> Source material

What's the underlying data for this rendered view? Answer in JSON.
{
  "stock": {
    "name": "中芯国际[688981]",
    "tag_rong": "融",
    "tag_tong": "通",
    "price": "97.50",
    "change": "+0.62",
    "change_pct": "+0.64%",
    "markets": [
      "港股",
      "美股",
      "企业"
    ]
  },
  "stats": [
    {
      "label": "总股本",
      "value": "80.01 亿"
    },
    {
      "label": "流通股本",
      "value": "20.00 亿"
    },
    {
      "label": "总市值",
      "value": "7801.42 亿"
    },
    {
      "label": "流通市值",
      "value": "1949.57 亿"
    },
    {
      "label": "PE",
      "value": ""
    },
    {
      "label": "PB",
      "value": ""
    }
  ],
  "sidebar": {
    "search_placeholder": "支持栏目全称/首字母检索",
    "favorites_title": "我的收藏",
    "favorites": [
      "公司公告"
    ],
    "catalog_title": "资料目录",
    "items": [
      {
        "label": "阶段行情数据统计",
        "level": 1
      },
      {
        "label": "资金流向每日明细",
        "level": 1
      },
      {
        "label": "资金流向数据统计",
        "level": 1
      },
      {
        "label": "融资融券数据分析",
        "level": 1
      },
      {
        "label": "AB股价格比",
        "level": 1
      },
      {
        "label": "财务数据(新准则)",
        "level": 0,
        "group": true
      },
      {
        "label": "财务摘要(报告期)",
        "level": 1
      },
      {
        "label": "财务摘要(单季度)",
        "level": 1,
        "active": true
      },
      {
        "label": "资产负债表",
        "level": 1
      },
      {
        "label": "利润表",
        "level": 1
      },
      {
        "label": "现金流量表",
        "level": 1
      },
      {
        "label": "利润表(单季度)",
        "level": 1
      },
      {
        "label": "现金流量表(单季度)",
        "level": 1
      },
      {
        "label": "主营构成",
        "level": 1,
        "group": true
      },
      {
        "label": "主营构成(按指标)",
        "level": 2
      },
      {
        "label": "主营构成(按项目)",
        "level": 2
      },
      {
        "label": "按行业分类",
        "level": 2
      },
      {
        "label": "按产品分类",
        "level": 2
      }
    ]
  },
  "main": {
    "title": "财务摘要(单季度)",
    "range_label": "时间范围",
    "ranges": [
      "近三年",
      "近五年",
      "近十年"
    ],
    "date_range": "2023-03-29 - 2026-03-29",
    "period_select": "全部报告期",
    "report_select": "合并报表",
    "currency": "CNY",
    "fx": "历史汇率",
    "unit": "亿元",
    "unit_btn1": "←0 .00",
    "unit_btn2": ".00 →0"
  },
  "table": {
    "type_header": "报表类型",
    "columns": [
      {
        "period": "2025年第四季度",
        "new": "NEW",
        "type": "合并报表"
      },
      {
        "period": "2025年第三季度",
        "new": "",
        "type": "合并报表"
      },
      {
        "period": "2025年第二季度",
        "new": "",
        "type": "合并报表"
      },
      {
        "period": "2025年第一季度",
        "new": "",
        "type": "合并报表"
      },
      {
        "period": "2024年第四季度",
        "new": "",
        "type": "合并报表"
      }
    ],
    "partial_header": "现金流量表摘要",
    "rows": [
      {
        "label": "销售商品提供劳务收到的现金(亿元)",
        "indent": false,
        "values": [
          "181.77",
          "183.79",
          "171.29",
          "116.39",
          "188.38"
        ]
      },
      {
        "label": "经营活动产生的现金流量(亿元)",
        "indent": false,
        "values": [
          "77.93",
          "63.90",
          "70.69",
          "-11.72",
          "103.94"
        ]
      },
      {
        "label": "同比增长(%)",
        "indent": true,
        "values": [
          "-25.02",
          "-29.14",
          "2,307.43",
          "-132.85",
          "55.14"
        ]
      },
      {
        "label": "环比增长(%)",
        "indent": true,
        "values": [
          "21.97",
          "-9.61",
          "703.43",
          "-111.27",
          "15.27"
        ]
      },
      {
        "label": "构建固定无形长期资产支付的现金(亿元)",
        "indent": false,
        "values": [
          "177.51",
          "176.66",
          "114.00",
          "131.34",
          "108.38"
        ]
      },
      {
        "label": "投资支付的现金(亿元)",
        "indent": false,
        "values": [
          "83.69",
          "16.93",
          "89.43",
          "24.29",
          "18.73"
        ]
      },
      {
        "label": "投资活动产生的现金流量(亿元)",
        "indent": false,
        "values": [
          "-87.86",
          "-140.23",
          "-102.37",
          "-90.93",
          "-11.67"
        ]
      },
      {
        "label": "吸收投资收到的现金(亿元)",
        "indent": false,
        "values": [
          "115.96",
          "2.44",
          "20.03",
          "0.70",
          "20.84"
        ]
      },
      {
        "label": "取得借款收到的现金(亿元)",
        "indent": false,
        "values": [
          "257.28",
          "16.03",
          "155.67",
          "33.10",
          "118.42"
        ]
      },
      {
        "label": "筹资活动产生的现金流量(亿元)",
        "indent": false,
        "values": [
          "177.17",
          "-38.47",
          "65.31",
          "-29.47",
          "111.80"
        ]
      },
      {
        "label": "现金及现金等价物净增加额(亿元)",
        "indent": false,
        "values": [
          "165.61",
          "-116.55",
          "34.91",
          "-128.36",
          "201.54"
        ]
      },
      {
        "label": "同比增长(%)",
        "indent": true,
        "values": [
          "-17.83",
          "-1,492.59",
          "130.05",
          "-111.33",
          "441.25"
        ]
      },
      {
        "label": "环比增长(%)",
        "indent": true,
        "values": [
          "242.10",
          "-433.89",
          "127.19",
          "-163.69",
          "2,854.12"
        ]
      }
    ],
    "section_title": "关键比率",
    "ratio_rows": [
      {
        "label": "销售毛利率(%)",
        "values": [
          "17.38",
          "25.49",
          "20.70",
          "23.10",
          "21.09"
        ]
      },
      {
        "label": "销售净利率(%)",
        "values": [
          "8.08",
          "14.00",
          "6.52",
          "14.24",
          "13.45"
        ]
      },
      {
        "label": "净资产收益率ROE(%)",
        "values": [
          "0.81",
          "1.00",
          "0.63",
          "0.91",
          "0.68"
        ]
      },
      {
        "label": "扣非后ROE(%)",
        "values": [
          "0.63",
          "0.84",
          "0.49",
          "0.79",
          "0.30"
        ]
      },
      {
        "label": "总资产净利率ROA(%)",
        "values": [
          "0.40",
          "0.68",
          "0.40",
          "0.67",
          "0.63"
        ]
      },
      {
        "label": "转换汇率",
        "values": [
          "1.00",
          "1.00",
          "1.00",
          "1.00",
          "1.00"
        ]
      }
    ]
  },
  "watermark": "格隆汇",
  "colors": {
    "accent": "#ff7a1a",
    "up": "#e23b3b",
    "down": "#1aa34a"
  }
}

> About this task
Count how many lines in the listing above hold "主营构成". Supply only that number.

> Output below
3